‘We are suffering with our families’
Retired policemen in Cross River groan over non-payment of pension and gratuity
LOOKING frail and hungry, Udo Akpan, a 69-year- old retired Deputy Superintendent of Police and his colleagues sauntered into the small hall to pour out their frustrations.
Apparently the once-agile and brave retired police officer, who left service in 2006 with five children, was tired and frustrated of life. He looks many years older than his age.
His case is pathetic and probably it is the same story all over the country for some retired policemen as he said, “many of us have died and the big men are enjoying. President Muhammadu Buhari should please look into our matter. There must be a change. I believe somebody somewhere is frustrating us. My question is why is it that since I retired, no gratuity no pension, how does the federal government want me to look after my children, how do I live to continue to take care of my family?”
Akpan’s tired legs could hardly carry him as he sat down to speak on behalf of many of his colleagues suffering the same challenge. “I retired in 2006 as DSP. I have suffered a stroke and by the grace of God I survived”, Akpan said as he narrated their sad story.
“Since I retired in 2006, no gratuity no pension. All my children are grounded. The one that graduated from the University of Calabar, he cannot collect the certificate because of unpaid fees. Another one has finished Polytechnic education and the others in secondary school have dropped out. As I am talking now, since morning, I have not tasted even water.”
Akpan who hails from Ikonno Local Council of Akwa Ibom State, said: “Now I am just squatting in a small place by the staircase in the police quarters at Otop Abasi because I have no place to go to. My wife and all my children are squatting there with me.”
Ironically, Akpan has been verified many times yet with no result and “the Police after the last verification, said that would be the last but up till now we have not seen them. They came from Abuja under the name of Presidential Taskforce on Verification and Payment of Retired Policemen. Now they are asking us to go and do bank verification otherwise we will not be paid, I have done that and there has been no payment” he complained.
He further revealed: “We are about 30 in number. When I went for verification that day, I was thinking that I was the only one in this condition, but was shocked to see many of my retired colleagues suffering to do verification that never ends and payment that will not follow. That day we were about 30 that did the verification at the Police Officers Mess along Moore road, Calabar. I have gone to Abuja many times and come back, nothing.”
Inspector Bassey Ejom, AP Number 67815, who also retired in 2006 after serving last at the Divisional Police Headquarters in Aboh, Delta State also said: “We have gone to Lagos and Abuja several times, yet nothing has happened. They have come for verification and we keep waiting and waiting.”
In his 34th year of service, Ejom, who survived robbery attacks twice and had to retire to take care of his six children, now drives a bus with a loan he got from his sister to take care of his family.

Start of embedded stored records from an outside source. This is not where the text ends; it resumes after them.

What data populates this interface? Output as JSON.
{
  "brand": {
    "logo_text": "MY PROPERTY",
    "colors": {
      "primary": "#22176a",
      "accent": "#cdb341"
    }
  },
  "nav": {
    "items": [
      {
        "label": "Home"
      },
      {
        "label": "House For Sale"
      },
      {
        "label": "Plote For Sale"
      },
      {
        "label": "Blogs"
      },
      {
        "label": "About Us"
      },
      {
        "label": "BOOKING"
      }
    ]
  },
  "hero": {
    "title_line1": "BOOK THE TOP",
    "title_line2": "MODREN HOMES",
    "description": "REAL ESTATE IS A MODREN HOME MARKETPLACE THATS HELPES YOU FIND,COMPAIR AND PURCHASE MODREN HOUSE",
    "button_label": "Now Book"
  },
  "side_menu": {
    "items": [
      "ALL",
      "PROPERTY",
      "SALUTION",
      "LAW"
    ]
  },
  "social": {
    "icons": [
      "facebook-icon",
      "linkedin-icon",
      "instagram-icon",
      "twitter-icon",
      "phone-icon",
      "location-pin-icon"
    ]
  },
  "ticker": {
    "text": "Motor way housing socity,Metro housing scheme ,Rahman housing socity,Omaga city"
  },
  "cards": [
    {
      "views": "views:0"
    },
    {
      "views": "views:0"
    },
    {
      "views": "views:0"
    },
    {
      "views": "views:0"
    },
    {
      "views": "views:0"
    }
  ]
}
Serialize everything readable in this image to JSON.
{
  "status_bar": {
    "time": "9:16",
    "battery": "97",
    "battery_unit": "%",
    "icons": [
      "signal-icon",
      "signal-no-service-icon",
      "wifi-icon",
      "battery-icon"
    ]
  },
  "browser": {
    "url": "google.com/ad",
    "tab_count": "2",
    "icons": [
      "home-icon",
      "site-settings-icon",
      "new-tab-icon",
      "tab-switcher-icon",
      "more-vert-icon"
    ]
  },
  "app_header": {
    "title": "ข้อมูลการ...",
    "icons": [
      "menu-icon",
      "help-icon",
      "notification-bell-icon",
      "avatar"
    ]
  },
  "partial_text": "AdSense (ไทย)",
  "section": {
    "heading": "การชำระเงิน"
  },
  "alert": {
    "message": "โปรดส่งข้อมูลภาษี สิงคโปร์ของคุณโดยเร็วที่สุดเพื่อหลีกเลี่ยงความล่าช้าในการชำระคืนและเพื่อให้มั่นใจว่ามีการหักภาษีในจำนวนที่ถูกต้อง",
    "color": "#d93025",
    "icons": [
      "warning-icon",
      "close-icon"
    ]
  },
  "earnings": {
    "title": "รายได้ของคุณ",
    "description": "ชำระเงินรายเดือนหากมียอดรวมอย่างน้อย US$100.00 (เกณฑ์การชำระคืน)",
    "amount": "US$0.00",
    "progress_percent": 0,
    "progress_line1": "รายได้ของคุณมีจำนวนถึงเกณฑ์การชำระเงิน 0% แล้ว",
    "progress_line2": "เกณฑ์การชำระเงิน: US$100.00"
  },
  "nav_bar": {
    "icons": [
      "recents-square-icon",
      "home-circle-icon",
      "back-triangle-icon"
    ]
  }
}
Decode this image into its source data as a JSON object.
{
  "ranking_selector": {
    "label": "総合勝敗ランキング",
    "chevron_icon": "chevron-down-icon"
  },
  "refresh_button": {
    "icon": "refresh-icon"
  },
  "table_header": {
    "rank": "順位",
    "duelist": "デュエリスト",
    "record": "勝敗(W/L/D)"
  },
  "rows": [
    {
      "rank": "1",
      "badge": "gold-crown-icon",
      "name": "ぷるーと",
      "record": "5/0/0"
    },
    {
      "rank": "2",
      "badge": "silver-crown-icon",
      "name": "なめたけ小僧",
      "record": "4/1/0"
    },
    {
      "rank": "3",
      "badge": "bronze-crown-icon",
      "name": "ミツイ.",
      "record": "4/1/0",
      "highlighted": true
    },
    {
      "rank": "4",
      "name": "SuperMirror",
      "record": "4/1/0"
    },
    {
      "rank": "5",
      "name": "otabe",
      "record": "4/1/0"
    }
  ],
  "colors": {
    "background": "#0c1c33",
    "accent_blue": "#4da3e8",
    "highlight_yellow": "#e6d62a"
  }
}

He said: “Up till now I couldn’t pay back the loan and my sister got sick and died. Police kept on telling us they are coming. January this year they came for verification and said this is the final verification before we get our money but nothing has happened so far. One officer in Ekori, Yakurr Local Council, DSP James Iyamba, who last served in Asokoro Division, Asaba in Delta State retired in 2006, had stroke and died in 2013 and could not enjoy his retirement benefit as he wished.”
Yet another retiree, Sgt. Ajah Ekpang, F/No: 88750, who retired February 1, 2006 broke down in tears as he tried to speak. “My condition is bad, I cannot talk. My tears are enough to tell the story. We are suffering as you can see”, he lamented.
Commenting on the condition of the unpaid retired officers, the Chairman, Association of Retired Police Officers of Nigeria (ARPON) in the state, Deputy Commissioner of Police (DCP) Bassey Inyang (Rtd) confirmed that some retirees have not been paid.
“You know as it is now we have the old pension scheme before the new pension scheme came by virtue of pension Act 2004 and it took effect in 2007. Myself and others belong to PENCOMs. But the bulk of the people belong to the old scheme called PETAD (Pension Transition Administration Department)”, he said.
“I am aware that Federal Government sent the PETAD people here for verification before the elections because they do verification from time to time in the old scheme. In the new scheme we do not do verification because we have pension fund administrators that manage our pension, so we have direct contact with them.”
Explaining that many of the have not been paid because federal government has not released money, he said, “when money is appropriated the presidential taskforce will now pay them.”
On the other hand, Inyang said, “some of them may not have gotten their papers complete. Before they pay anybody, they have to come for assessment and you have to bring your letter of appointment, letter of retirement, salary slip and others, then they compute it together and give you Federal Government Bond before they proceed to pay. I am aware that there may be reasons why they were not paid when their mates were paid and it lingered on.”